WHAT IS EXPECTED: Give back every line of the data below exactly.

Entries taken from a collection:
• • •
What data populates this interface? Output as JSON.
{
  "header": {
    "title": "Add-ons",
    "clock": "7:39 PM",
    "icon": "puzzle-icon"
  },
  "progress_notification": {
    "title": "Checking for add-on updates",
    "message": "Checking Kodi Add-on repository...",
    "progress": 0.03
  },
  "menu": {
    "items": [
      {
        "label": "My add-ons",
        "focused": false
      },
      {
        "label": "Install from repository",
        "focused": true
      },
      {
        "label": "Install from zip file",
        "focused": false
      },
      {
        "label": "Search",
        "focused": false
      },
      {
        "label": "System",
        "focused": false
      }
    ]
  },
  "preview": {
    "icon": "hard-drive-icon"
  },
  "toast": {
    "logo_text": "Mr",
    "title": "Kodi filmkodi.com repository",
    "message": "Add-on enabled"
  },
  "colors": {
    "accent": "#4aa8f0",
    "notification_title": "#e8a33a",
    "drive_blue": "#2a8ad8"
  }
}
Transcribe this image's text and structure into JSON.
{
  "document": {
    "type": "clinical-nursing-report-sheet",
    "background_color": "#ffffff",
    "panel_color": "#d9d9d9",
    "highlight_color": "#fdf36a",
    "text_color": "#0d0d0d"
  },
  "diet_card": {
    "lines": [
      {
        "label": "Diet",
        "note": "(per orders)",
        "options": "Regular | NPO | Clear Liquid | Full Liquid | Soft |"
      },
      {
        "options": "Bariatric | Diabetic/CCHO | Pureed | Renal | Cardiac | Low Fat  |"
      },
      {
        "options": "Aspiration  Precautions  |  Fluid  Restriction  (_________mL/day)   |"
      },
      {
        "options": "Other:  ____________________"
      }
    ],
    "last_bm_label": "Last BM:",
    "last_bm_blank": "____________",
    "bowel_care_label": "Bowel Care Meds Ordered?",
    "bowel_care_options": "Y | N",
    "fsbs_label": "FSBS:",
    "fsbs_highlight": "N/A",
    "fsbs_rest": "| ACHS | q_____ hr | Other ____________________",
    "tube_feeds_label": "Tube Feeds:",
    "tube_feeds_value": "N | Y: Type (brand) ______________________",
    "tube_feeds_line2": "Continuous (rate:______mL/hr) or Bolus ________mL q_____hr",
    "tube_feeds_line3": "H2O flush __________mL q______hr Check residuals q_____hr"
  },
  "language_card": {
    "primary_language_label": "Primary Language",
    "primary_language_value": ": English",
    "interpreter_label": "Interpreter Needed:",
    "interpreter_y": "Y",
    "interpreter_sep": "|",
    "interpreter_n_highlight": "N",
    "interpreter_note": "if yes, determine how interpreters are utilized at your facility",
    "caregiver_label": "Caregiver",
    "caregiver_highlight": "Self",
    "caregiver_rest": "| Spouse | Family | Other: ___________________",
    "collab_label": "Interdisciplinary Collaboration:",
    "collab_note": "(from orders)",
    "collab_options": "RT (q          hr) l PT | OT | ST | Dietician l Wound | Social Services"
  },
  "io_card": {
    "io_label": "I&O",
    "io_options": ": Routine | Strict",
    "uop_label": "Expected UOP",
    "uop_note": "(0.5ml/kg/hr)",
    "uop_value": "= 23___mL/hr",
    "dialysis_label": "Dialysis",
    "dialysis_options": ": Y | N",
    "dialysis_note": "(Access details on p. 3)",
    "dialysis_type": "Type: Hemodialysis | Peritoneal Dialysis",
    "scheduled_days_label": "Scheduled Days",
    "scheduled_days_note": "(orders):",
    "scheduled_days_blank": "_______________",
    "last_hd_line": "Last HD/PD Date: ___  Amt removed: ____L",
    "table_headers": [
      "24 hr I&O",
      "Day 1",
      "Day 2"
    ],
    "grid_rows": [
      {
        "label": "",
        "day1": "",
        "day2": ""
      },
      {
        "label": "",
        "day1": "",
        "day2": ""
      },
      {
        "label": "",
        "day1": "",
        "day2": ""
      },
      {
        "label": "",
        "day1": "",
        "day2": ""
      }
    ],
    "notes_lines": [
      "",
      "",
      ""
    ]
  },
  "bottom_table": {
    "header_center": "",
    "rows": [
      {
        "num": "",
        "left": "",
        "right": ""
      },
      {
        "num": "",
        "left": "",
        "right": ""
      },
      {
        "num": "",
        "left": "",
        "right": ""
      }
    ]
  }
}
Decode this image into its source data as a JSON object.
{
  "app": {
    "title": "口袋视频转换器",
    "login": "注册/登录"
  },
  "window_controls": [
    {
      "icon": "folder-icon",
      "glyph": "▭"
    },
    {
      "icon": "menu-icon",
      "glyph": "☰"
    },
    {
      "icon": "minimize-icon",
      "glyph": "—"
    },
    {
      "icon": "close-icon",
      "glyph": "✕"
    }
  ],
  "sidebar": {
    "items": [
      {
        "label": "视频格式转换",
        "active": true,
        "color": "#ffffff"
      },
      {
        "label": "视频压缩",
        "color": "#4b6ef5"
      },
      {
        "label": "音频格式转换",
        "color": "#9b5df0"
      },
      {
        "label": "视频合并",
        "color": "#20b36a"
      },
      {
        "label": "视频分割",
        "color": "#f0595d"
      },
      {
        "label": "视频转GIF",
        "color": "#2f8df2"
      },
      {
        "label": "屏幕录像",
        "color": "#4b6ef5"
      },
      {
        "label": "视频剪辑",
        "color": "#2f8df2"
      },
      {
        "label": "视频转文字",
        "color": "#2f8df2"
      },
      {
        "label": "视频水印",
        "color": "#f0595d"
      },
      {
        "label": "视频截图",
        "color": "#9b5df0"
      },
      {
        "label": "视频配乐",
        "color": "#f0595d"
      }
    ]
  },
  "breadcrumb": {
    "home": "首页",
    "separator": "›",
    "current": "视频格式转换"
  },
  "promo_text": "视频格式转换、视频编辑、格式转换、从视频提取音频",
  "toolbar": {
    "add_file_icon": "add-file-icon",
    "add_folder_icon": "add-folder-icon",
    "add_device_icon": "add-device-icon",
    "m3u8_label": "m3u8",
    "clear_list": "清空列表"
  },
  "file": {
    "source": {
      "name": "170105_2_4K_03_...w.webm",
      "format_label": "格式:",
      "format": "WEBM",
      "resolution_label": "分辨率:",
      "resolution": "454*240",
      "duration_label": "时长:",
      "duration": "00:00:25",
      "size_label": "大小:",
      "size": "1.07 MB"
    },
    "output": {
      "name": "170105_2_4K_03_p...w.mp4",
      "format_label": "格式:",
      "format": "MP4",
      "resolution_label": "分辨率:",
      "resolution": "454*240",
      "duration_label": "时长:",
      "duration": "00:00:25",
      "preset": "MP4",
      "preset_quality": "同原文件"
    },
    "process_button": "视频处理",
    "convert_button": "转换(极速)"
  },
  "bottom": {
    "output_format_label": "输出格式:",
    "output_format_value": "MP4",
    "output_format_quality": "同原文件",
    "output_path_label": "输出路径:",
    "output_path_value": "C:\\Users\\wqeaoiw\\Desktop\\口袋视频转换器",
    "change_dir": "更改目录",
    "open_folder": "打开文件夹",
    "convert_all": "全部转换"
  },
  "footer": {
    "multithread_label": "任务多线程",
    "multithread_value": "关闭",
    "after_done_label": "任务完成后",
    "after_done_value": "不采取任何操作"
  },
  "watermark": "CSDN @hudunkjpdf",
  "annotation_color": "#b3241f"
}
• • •
EXERCISE RESULT:
What data populates this interface? Output as JSON.
{
  "header": {
    "title": "Add-ons",
    "clock": "7:39 PM",
    "icon": "puzzle-icon"
  },
  "progress_notification": {
    "title": "Checking for add-on updates",
    "message": "Checking Kodi Add-on repository...",
    "progress": 0.03
  },
  "menu": {
    "items": [
      {
        "label": "My add-ons",
        "focused": false
      },
      {
        "label": "Install from repository",
        "focused": true
      },
      {
        "label": "Install from zip file",
        "focused": false
      },
      {
        "label": "Search",
        "focused": false
      },
      {
        "label": "System",
        "focused": false
      }
    ]
  },
  "preview": {
    "icon": "hard-drive-icon"
  },
  "toast": {
    "logo_text": "Mr",
    "title": "Kodi filmkodi.com repository",
    "message": "Add-on enabled"
  },
  "colors": {
    "accent": "#4aa8f0",
    "notification_title": "#e8a33a",
    "drive_blue": "#2a8ad8"
  }
}
Transcribe this image's text and structure into JSON.
{
  "document": {
    "type": "clinical-nursing-report-sheet",
    "background_color": "#ffffff",
    "panel_color": "#d9d9d9",
    "highlight_color": "#fdf36a",
    "text_color": "#0d0d0d"
  },
  "diet_card": {
    "lines": [
      {
        "label": "Diet",
        "note": "(per orders)",
        "options": "Regular | NPO | Clear Liquid | Full Liquid | Soft |"
      },
      {
        "options": "Bariatric | Diabetic/CCHO | Pureed | Renal | Cardiac | Low Fat  |"
      },
      {
        "options": "Aspiration  Precautions  |  Fluid  Restriction  (_________mL/day)   |"
      },
      {
        "options": "Other:  ____________________"
      }
    ],
    "last_bm_label": "Last BM:",
    "last_bm_blank": "____________",
    "bowel_care_label": "Bowel Care Meds Ordered?",
    "bowel_care_options": "Y | N",
    "fsbs_label": "FSBS:",
    "fsbs_highlight": "N/A",
    "fsbs_rest": "| ACHS | q_____ hr | Other ____________________",
    "tube_feeds_label": "Tube Feeds:",
    "tube_feeds_value": "N | Y: Type (brand) ______________________",
    "tube_feeds_line2": "Continuous (rate:______mL/hr) or Bolus ________mL q_____hr",
    "tube_feeds_line3": "H2O flush __________mL q______hr Check residuals q_____hr"
  },
  "language_card": {
    "primary_language_label": "Primary Language",
    "primary_language_value": ": English",
    "interpreter_label": "Interpreter Needed:",
    "interpreter_y": "Y",
    "interpreter_sep": "|",
    "interpreter_n_highlight": "N",
    "interpreter_note": "if yes, determine how interpreters are utilized at your facility",
    "caregiver_label": "Caregiver",
    "caregiver_highlight": "Self",
    "caregiver_rest": "| Spouse | Family | Other: ___________________",
    "collab_label": "Interdisciplinary Collaboration:",
    "collab_note": "(from orders)",
    "collab_options": "RT (q          hr) l PT | OT | ST | Dietician l Wound | Social Services"
  },
  "io_card": {
    "io_label": "I&O",
    "io_options": ": Routine | Strict",
    "uop_label": "Expected UOP",
    "uop_note": "(0.5ml/kg/hr)",
    "uop_value": "= 23___mL/hr",
    "dialysis_label": "Dialysis",
    "dialysis_options": ": Y | N",
    "dialysis_note": "(Access details on p. 3)",
    "dialysis_type": "Type: Hemodialysis | Peritoneal Dialysis",
    "scheduled_days_label": "Scheduled Days",
    "scheduled_days_note": "(orders):",
    "scheduled_days_blank": "_______________",
    "last_hd_line": "Last HD/PD Date: ___  Amt removed: ____L",
    "table_headers": [
      "24 hr I&O",
      "Day 1",
      "Day 2"
    ],
    "grid_rows": [
      {
        "label": "",
        "day1": "",
        "day2": ""
      },
      {
        "label": "",
        "day1": "",
        "day2": ""
      },
      {
        "label": "",
        "day1": "",
        "day2": ""
      },
      {
        "label": "",
        "day1": "",
        "day2": ""
      }
    ],
    "notes_lines": [
      "",
      "",
      ""
    ]
  },
  "bottom_table": {
    "header_center": "",
    "rows": [
      {
        "num": "",
        "left": "",
        "right": ""
      },
      {
        "num": "",
        "left": "",
        "right": ""
      },
      {
        "num": "",
        "left": "",
        "right": ""
      }
    ]
  }
}
Decode this image into its source data as a JSON object.
{
  "app": {
    "title": "口袋视频转换器",
    "login": "注册/登录"
  },
  "window_controls": [
    {
      "icon": "folder-icon",
      "glyph": "▭"
    },
    {
      "icon": "menu-icon",
      "glyph": "☰"
    },
    {
      "icon": "minimize-icon",
      "glyph": "—"
    },
    {
      "icon": "close-icon",
      "glyph": "✕"
    }
  ],
  "sidebar": {
    "items": [
      {
        "label": "视频格式转换",
        "active": true,
        "color": "#ffffff"
      },
      {
        "label": "视频压缩",
        "color": "#4b6ef5"
      },
      {
        "label": "音频格式转换",
        "color": "#9b5df0"
      },
      {
        "label": "视频合并",
        "color": "#20b36a"
      },
      {
        "label": "视频分割",
        "color": "#f0595d"
      },
      {
        "label": "视频转GIF",
        "color": "#2f8df2"
      },
      {
        "label": "屏幕录像",
        "color": "#4b6ef5"
      },
      {
        "label": "视频剪辑",
        "color": "#2f8df2"
      },
      {
        "label": "视频转文字",
        "color": "#2f8df2"
      },
      {
        "label": "视频水印",
        "color": "#f0595d"
      },
      {
        "label": "视频截图",
        "color": "#9b5df0"
      },
      {
        "label": "视频配乐",
        "color": "#f0595d"
      }
    ]
  },
  "breadcrumb": {
    "home": "首页",
    "separator": "›",
    "current": "视频格式转换"
  },
  "promo_text": "视频格式转换、视频编辑、格式转换、从视频提取音频",
  "toolbar": {
    "add_file_icon": "add-file-icon",
    "add_folder_icon": "add-folder-icon",
    "add_device_icon": "add-device-icon",
    "m3u8_label": "m3u8",
    "clear_list": "清空列表"
  },
  "file": {
    "source": {
      "name": "170105_2_4K_03_...w.webm",
      "format_label": "格式:",
      "format": "WEBM",
      "resolution_label": "分辨率:",
      "resolution": "454*240",
      "duration_label": "时长:",
      "duration": "00:00:25",
      "size_label": "大小:",
      "size": "1.07 MB"
    },
    "output": {
      "name": "170105_2_4K_03_p...w.mp4",
      "format_label": "格式:",
      "format": "MP4",
      "resolution_label": "分辨率:",
      "resolution": "454*240",
      "duration_label": "时长:",
      "duration": "00:00:25",
      "preset": "MP4",
      "preset_quality": "同原文件"
    },
    "process_button": "视频处理",
    "convert_button": "转换(极速)"
  },
  "bottom": {
    "output_format_label": "输出格式:",
    "output_format_value": "MP4",
    "output_format_quality": "同原文件",
    "output_path_label": "输出路径:",
    "output_path_value": "C:\\Users\\wqeaoiw\\Desktop\\口袋视频转换器",
    "change_dir": "更改目录",
    "open_folder": "打开文件夹",
    "convert_all": "全部转换"
  },
  "footer": {
    "multithread_label": "任务多线程",
    "multithread_value": "关闭",
    "after_done_label": "任务完成后",
    "after_done_value": "不采取任何操作"
  },
  "watermark": "CSDN @hudunkjpdf",
  "annotation_color": "#b3241f"
}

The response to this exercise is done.